Both the Rev. David Kalke and the mission were relieved of their roles in the church in October for the appointment in April of Mason, an openly gay minister.
Kalke, who has led the poor, urban congregation for eight years, says he may separate the mission from a church hierarchy that he claims values rules over good deeds.
"We will become an independent, free-standing Lutheran entity," Kalke said. "We're going to create a church that's different. And we're going to start right here."
Unless the Pacifica Synod -- which has authority over Central City and more than 60 other congregations -- reinstates Kalke as pastor and puts the mission back on the official list of churches, the mission's board of directors may approve a split at its April 18 meeting.

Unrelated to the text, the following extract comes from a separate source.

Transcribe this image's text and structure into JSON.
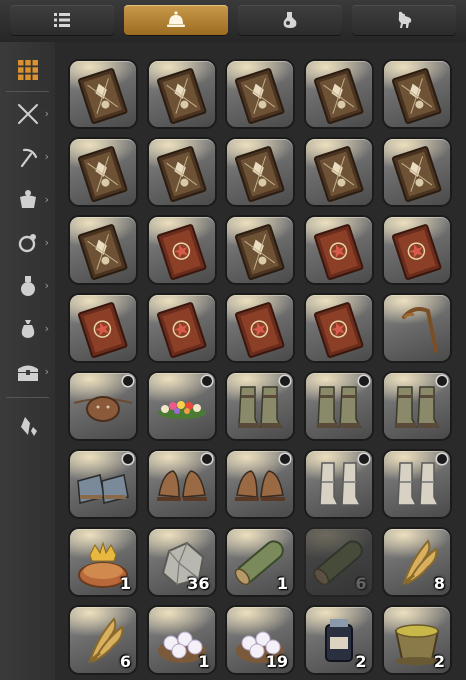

Central City would then be free, Kalke says, to carry out its good works on its own in one of the most blighted corners of the Inland area, possibly as a nonprofit organization.
'Very Confusing Position'
Only a handful of Lutheran congregations have ever stepped away from the church over a policy they felt was wrong, Kalke said. In Nazi Germany, the issue was treatment of Jews. In South Africa, it was apartheid.
In San Bernardino, it may be the church's stance on homosexual ministry, which holds that only gay and lesbian pastors must be celibate.
"The church says it's OK to be gay, just don't act on it," Kalke said. "It's a very confusing position that creates second-class citizens within the church, and that's not what we're about."
Church leaders at the Chicago headquarters say the synod has followed policy in its dealings with Central City.
Central City's move toward independence would be a precedent-setting one, but its battle with its Orange County-based synod already has broken new ground.
In October, the synod council rescinded Central City's status as a congregation and relieved Kalke as pastor. That action followed the mission's refusal to remove Mason, who was leading an active lesbian lifestyle.
Bishop Murray Finck said Central City broke church policy when it appointed Mason, who is not on the official list of recognized pastors. Mason is affiliated with the Extraordinary Candidacy Project, a San Francisco-based offshoot of the church that has been assisting with the appointment of homosexual ministers for more than a decade.
More than a dozen other congregations in the United States have appointed openly gay and lesbian pastors. All have been punished more mildly, many with letters of reprimand.
Finck's decision to remove both Kalke and Central City -- upheld by the synod council -- was the harshest punishment since three openly gay and lesbian pastors ordained in 1990 were expelled.
Finck could not be reached for comment.
Last year, further controversy erupted in the church when three other openly homosexual pastors were installed, including the Rev. Dan Hooper of Hollywood Lutheran Church.
"We received a letter scolding us for having done it," said Hooper, who believes the disparity in punishments is attributable to synod leadership and location.
The Southwest California Synod, which has authority over coastal counties including Los Angeles, is far more liberal on social matters, Hooper said. The Pacifica Synod has authority over San Bernardino, Riverside and other Southern California counties.
"I don't think the gang members and the poor people there (in San Bernardino) care one whit whether Jenny Mason is a lesbian or not," he said.
Kalke, who has stayed on as chief executive officer of the mission, was given a one-year leave from his call.
The mission retains its status as a social ministry, and its programs for the homeless, teens and others in need continue despite cuts in synod funding.
If funding from church headquarters is further slashed, Kalke believes Central City has built a large enough fund-raising network to go it alone as a nonprofit.
"Going out and doing good things for people is the law of God. This other thing is human law," he said. "We do not believe there's anything in God's law against gays and lesbians serving" as pastors.
Mason has not been punished because she already had been disciplined. The church removed her from its clergy after she acknowledged her homosexuality while serving as a missionary in Chile in 2002.
Mason said she plans to look for work in the nonprofit social sector in St. Paul, although she may minister again.
"It's a privilege to be one of the faces in a movement towards change," she said.
Mason said she respects Kalke's willingness to fight against church policy they both believe is wrong. Her stepping down will change little, she said.
John Brooks, a spokesman for the church in Chicago, said he would not comment on matters meant to be handled locally.
In the courtyard of Central City on Friday, Greg Carmack said he was conflicted about Mason's service there.
The Bible, he believes, says that homosexuality is a sin.
"But it also says, he who is without sin, let him cast the first stone," said Carmack, who spends his nights at the mission's winter shelter.
"I don't judge nobody," he said. "We're losing a very good person."